“California was the first state to pass a solar panel mandate on new homes and it goes into effect in 2020. We’ve seen that state often lead the way in establishing environmental practices nationwide,” said David Bywater, CEO of Vivint Solar, which has installed solar energy systems on more than 160,000 U.S. homes. “We believe more states will make strides to adopt residential solar requirements, and it’s great to see the vast majority of American adults support this, even at a nationwide mandate level. With nearly a million new single-family homes built annually, if all of them took advantage of solar energy, it would be equivalent to driving 12 billion fewer miles a year or consuming 12 million fewer barrels of oil.”**
Among those who support a nationwide solar mandate, 32% said they strongly support it and 38% said they somewhat support it, while approximately 16% said they somewhat oppose it and 14% said they strongly oppose it. While there was no significant difference in attitudes between men and women, opinions varied based on region, age group, homeowner and relationship status varied.
• Support for the measure is highest among younger adults and decreases with age. The most supportive group is those aged 25-34, with 74% in favor of it. This is followed by adults 35-44 (73%), 45-54 (71%), 55-64 (66%) and 65+ at 61% in favor.
• While support was strong across the country, those in the West were the most supportive with 72% in favor. This was closely followed by 71% in the Northeast, 68% in the South and 67% in the Midwest.
• When it comes to homeownership, 71% of non-homeowners support a nationwide solar mandate, with 36% saying they strongly support it. Among homeowners, 68% of them are supportive, with 29% saying they strongly support it.
• Relationship-wise, single survey takers showed more support for the solar mandate, with 73% of them in favor, compared to 68% of survey takers who are married or living with a partner.
Solar decision influences: Spouses over politicians
As residential solar is currently optional for existing homeowners, survey takers were also asked who would most influence their decision to install solar panels on their home for the good of the environment.

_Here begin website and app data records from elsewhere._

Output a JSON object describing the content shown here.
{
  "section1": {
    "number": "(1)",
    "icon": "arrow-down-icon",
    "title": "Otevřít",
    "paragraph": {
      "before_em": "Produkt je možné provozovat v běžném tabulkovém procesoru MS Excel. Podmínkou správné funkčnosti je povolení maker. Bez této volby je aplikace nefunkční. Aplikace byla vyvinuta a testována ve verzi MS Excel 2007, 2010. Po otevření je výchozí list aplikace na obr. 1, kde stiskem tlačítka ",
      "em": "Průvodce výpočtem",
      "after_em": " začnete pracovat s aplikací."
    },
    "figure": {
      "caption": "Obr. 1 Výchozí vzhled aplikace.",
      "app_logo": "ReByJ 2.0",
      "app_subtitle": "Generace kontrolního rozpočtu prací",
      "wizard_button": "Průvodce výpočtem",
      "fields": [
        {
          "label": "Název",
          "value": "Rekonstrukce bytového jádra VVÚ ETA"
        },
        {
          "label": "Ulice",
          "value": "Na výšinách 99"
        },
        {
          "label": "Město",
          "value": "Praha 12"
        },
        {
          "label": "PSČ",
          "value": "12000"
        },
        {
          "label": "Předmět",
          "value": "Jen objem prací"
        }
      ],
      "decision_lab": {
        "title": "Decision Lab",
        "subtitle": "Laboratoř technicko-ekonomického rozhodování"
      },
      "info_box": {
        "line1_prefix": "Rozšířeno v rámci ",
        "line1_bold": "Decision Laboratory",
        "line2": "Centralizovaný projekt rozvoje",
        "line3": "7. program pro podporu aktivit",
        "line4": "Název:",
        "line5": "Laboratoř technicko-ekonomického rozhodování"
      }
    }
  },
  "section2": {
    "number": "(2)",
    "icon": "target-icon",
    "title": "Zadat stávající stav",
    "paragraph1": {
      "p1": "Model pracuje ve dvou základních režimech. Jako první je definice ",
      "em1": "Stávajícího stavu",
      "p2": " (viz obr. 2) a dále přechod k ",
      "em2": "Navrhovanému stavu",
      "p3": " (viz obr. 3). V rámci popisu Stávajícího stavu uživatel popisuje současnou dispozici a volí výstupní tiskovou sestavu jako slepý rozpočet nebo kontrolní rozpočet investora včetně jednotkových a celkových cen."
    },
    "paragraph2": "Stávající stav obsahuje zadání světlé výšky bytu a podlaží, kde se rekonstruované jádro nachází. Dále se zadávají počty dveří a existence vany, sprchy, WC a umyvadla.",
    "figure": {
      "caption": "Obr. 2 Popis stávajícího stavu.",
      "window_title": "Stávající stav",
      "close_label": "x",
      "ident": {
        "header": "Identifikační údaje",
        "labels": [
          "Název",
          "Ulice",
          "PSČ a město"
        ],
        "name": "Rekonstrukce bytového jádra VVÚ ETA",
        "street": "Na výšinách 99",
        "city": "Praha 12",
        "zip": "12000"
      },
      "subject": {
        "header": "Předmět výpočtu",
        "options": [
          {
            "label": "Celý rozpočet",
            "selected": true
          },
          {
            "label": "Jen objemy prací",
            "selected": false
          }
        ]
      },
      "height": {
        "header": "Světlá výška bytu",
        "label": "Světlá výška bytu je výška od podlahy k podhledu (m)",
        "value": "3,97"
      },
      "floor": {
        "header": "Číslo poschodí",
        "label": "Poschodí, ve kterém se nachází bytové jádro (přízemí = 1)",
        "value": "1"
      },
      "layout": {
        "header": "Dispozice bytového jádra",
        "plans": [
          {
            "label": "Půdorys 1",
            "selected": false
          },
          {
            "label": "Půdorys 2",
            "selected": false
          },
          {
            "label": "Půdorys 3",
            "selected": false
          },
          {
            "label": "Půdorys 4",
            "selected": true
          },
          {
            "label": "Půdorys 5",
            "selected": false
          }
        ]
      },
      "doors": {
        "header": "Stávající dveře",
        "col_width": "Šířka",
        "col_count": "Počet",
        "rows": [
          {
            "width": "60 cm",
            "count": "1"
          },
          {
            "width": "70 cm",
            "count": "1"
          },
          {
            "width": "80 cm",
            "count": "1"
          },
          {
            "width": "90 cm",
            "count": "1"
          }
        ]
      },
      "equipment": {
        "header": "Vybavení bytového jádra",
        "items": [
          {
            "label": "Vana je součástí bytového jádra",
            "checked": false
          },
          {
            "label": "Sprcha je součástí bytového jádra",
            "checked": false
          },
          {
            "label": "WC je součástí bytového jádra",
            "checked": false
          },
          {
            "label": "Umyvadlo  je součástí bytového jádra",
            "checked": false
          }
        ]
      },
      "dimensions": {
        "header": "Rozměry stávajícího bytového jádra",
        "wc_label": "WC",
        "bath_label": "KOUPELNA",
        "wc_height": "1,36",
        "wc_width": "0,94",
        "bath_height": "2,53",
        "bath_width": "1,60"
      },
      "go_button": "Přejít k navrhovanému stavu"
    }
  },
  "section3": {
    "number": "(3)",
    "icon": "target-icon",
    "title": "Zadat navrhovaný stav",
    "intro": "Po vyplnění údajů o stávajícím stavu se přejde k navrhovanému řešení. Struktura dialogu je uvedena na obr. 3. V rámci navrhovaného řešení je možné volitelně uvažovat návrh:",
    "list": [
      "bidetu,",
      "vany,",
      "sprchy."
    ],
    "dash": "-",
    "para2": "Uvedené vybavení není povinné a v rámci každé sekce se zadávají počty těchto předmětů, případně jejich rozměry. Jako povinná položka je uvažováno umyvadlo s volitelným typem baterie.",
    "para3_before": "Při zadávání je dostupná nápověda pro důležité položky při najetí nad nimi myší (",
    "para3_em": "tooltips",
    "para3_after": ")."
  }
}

Spouses/significant others proved the most powerful force, with 58% of survey takers claiming they would be influenced by them (36% a great deal of influence, and 22% some influence). Environmental experts were the next most influential, with 57% saying they would be influenced by their opinion (28% a great deal of influence, 29% some influence).
Politicians are the least influential, with just 19% of people saying a political figure would influence their opinion to go solar for the environmental benefits (6% a great deal of influence, 13% some influence). And while politicians don’t rank highly overall, data shows the older you get, the less likely you are to be influenced by them. Among survey takers, the percentage who say politicians have no influence: 46% for those aged 25-34; 49% age 35-44; 59% age 45-54; 64% age 55-64, and 73% of those aged 65+. Comparatively, 29% of those 25-44 claimed politicians would have some or a great deal of influence, while only 7% of those 65+ stated the same.
Other solar decision influencers include friends (45% influenced by them), children (36%), other family members (36%) and parents (34%). Specific to children, the influence is greatest when they live in the home, where 22% of survey takers say their children have a great deal of influence, and 29% say they have some influence.
While partners had the most influence, whether or not the couple is married makes a difference. Seventy five-percent of people who are married or living together are influenced by their partner. However, married couples are more strongly influenced by their partner, with 51% stating their spouse had a great deal of influence. This is compared to unmarried partners living together, with just 45% saying their partner had a great deal of influence.
— Solar Builder magazine